= WHAT YOU WILL DO =
Word for word, copy each record that comes after this.

(STUDY MATERIAL)

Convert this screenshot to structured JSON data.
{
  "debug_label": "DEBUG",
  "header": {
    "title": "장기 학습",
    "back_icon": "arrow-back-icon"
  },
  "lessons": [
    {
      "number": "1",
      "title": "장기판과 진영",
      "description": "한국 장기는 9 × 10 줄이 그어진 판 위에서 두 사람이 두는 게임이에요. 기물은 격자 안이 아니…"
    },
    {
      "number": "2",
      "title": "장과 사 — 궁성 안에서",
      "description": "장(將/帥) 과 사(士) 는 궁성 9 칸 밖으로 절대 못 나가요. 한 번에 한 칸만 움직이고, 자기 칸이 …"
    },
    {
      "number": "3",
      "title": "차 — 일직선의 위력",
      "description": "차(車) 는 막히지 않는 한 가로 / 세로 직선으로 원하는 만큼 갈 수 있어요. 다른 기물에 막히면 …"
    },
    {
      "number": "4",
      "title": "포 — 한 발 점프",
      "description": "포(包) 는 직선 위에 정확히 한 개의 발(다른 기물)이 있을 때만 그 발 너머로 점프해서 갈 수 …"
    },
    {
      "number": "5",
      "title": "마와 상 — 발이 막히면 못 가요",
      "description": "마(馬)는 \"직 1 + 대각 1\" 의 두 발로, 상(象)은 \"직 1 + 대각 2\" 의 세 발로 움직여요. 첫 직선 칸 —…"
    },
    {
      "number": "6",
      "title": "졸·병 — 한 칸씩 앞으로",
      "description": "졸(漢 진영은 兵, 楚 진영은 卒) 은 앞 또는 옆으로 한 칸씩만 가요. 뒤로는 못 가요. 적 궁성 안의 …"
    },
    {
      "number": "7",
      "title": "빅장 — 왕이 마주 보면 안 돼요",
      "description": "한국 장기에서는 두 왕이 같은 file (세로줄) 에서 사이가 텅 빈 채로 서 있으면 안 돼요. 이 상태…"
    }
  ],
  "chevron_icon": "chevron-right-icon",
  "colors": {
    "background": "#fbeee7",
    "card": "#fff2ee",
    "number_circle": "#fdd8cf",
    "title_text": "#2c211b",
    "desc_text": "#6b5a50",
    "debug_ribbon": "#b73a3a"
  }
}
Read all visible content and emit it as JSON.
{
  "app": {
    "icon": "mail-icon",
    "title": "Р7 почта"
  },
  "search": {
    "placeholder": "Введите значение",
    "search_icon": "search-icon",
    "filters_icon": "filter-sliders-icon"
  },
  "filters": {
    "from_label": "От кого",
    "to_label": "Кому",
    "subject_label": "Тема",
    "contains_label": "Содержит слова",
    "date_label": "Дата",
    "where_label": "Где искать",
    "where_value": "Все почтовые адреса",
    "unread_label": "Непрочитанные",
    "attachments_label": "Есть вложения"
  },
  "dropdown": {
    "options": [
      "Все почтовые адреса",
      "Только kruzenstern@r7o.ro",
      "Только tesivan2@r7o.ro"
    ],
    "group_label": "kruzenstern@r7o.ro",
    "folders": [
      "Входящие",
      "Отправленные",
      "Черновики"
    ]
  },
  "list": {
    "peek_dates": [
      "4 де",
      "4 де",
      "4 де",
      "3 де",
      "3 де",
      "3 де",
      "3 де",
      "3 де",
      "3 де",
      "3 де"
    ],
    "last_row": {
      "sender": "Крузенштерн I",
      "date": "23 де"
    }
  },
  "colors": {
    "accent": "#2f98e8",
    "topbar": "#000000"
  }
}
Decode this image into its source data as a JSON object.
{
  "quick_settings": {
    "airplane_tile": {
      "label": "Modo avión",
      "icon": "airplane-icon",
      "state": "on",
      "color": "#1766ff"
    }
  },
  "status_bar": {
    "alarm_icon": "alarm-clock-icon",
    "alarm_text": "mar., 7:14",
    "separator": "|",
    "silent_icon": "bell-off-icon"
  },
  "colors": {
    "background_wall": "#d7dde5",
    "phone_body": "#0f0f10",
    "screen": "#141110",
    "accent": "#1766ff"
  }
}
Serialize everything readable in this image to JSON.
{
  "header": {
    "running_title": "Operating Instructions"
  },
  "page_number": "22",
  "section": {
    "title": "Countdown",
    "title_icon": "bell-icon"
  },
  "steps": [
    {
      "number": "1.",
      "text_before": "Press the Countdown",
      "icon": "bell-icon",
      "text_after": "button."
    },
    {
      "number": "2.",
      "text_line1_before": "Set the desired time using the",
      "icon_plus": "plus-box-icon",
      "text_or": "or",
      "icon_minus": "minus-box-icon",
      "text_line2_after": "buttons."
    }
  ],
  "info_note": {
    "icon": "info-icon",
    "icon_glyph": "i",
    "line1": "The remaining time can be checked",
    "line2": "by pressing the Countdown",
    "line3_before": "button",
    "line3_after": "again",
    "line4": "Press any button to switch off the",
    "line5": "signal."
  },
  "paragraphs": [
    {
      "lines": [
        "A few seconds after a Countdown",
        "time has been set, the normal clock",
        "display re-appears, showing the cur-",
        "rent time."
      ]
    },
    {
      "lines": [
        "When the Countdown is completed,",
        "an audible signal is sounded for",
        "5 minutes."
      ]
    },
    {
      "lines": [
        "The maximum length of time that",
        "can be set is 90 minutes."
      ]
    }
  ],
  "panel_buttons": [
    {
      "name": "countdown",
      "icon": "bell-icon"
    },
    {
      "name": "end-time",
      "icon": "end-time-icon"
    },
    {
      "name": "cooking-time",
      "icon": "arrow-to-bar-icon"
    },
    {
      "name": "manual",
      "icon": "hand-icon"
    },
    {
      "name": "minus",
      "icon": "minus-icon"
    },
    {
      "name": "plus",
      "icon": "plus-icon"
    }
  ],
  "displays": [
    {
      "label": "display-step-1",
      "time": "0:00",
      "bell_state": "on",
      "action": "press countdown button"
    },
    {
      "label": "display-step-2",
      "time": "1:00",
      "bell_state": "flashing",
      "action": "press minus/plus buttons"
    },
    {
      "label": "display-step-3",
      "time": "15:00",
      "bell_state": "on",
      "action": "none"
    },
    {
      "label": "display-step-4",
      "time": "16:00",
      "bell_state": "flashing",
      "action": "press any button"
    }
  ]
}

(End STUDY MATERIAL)

= ANSWER SECTION =
Convert this screenshot to structured JSON data.
{
  "debug_label": "DEBUG",
  "header": {
    "title": "장기 학습",
    "back_icon": "arrow-back-icon"
  },
  "lessons": [
    {
      "number": "1",
      "title": "장기판과 진영",
      "description": "한국 장기는 9 × 10 줄이 그어진 판 위에서 두 사람이 두는 게임이에요. 기물은 격자 안이 아니…"
    },
    {
      "number": "2",
      "title": "장과 사 — 궁성 안에서",
      "description": "장(將/帥) 과 사(士) 는 궁성 9 칸 밖으로 절대 못 나가요. 한 번에 한 칸만 움직이고, 자기 칸이 …"
    },
    {
      "number": "3",
      "title": "차 — 일직선의 위력",
      "description": "차(車) 는 막히지 않는 한 가로 / 세로 직선으로 원하는 만큼 갈 수 있어요. 다른 기물에 막히면 …"
    },
    {
      "number": "4",
      "title": "포 — 한 발 점프",
      "description": "포(包) 는 직선 위에 정확히 한 개의 발(다른 기물)이 있을 때만 그 발 너머로 점프해서 갈 수 …"
    },
    {
      "number": "5",
      "title": "마와 상 — 발이 막히면 못 가요",
      "description": "마(馬)는 \"직 1 + 대각 1\" 의 두 발로, 상(象)은 \"직 1 + 대각 2\" 의 세 발로 움직여요. 첫 직선 칸 —…"
    },
    {
      "number": "6",
      "title": "졸·병 — 한 칸씩 앞으로",
      "description": "졸(漢 진영은 兵, 楚 진영은 卒) 은 앞 또는 옆으로 한 칸씩만 가요. 뒤로는 못 가요. 적 궁성 안의 …"
    },
    {
      "number": "7",
      "title": "빅장 — 왕이 마주 보면 안 돼요",
      "description": "한국 장기에서는 두 왕이 같은 file (세로줄) 에서 사이가 텅 빈 채로 서 있으면 안 돼요. 이 상태…"
    }
  ],
  "chevron_icon": "chevron-right-icon",
  "colors": {
    "background": "#fbeee7",
    "card": "#fff2ee",
    "number_circle": "#fdd8cf",
    "title_text": "#2c211b",
    "desc_text": "#6b5a50",
    "debug_ribbon": "#b73a3a"
  }
}
Read all visible content and emit it as JSON.
{
  "app": {
    "icon": "mail-icon",
    "title": "Р7 почта"
  },
  "search": {
    "placeholder": "Введите значение",
    "search_icon": "search-icon",
    "filters_icon": "filter-sliders-icon"
  },
  "filters": {
    "from_label": "От кого",
    "to_label": "Кому",
    "subject_label": "Тема",
    "contains_label": "Содержит слова",
    "date_label": "Дата",
    "where_label": "Где искать",
    "where_value": "Все почтовые адреса",
    "unread_label": "Непрочитанные",
    "attachments_label": "Есть вложения"
  },
  "dropdown": {
    "options": [
      "Все почтовые адреса",
      "Только kruzenstern@r7o.ro",
      "Только tesivan2@r7o.ro"
    ],
    "group_label": "kruzenstern@r7o.ro",
    "folders": [
      "Входящие",
      "Отправленные",
      "Черновики"
    ]
  },
  "list": {
    "peek_dates": [
      "4 де",
      "4 де",
      "4 де",
      "3 де",
      "3 де",
      "3 де",
      "3 де",
      "3 де",
      "3 де",
      "3 де"
    ],
    "last_row": {
      "sender": "Крузенштерн I",
      "date": "23 де"
    }
  },
  "colors": {
    "accent": "#2f98e8",
    "topbar": "#000000"
  }
}
Decode this image into its source data as a JSON object.
{
  "quick_settings": {
    "airplane_tile": {
      "label": "Modo avión",
      "icon": "airplane-icon",
      "state": "on",
      "color": "#1766ff"
    }
  },
  "status_bar": {
    "alarm_icon": "alarm-clock-icon",
    "alarm_text": "mar., 7:14",
    "separator": "|",
    "silent_icon": "bell-off-icon"
  },
  "colors": {
    "background_wall": "#d7dde5",
    "phone_body": "#0f0f10",
    "screen": "#141110",
    "accent": "#1766ff"
  }
}
Serialize everything readable in this image to JSON.
{
  "header": {
    "running_title": "Operating Instructions"
  },
  "page_number": "22",
  "section": {
    "title": "Countdown",
    "title_icon": "bell-icon"
  },
  "steps": [
    {
      "number": "1.",
      "text_before": "Press the Countdown",
      "icon": "bell-icon",
      "text_after": "button."
    },
    {
      "number": "2.",
      "text_line1_before": "Set the desired time using the",
      "icon_plus": "plus-box-icon",
      "text_or": "or",
      "icon_minus": "minus-box-icon",
      "text_line2_after": "buttons."
    }
  ],
  "info_note": {
    "icon": "info-icon",
    "icon_glyph": "i",
    "line1": "The remaining time can be checked",
    "line2": "by pressing the Countdown",
    "line3_before": "button",
    "line3_after": "again",
    "line4": "Press any button to switch off the",
    "line5": "signal."
  },
  "paragraphs": [
    {
      "lines": [
        "A few seconds after a Countdown",
        "time has been set, the normal clock",
        "display re-appears, showing the cur-",
        "rent time."
      ]
    },
    {
      "lines": [
        "When the Countdown is completed,",
        "an audible signal is sounded for",
        "5 minutes."
      ]
    },
    {
      "lines": [
        "The maximum length of time that",
        "can be set is 90 minutes."
      ]
    }
  ],
  "panel_buttons": [
    {
      "name": "countdown",
      "icon": "bell-icon"
    },
    {
      "name": "end-time",
      "icon": "end-time-icon"
    },
    {
      "name": "cooking-time",
      "icon": "arrow-to-bar-icon"
    },
    {
      "name": "manual",
      "icon": "hand-icon"
    },
    {
      "name": "minus",
      "icon": "minus-icon"
    },
    {
      "name": "plus",
      "icon": "plus-icon"
    }
  ],
  "displays": [
    {
      "label": "display-step-1",
      "time": "0:00",
      "bell_state": "on",
      "action": "press countdown button"
    },
    {
      "label": "display-step-2",
      "time": "1:00",
      "bell_state": "flashing",
      "action": "press minus/plus buttons"
    },
    {
      "label": "display-step-3",
      "time": "15:00",
      "bell_state": "on",
      "action": "none"
    },
    {
      "label": "display-step-4",
      "time": "16:00",
      "bell_state": "flashing",
      "action": "press any button"
    }
  ]
}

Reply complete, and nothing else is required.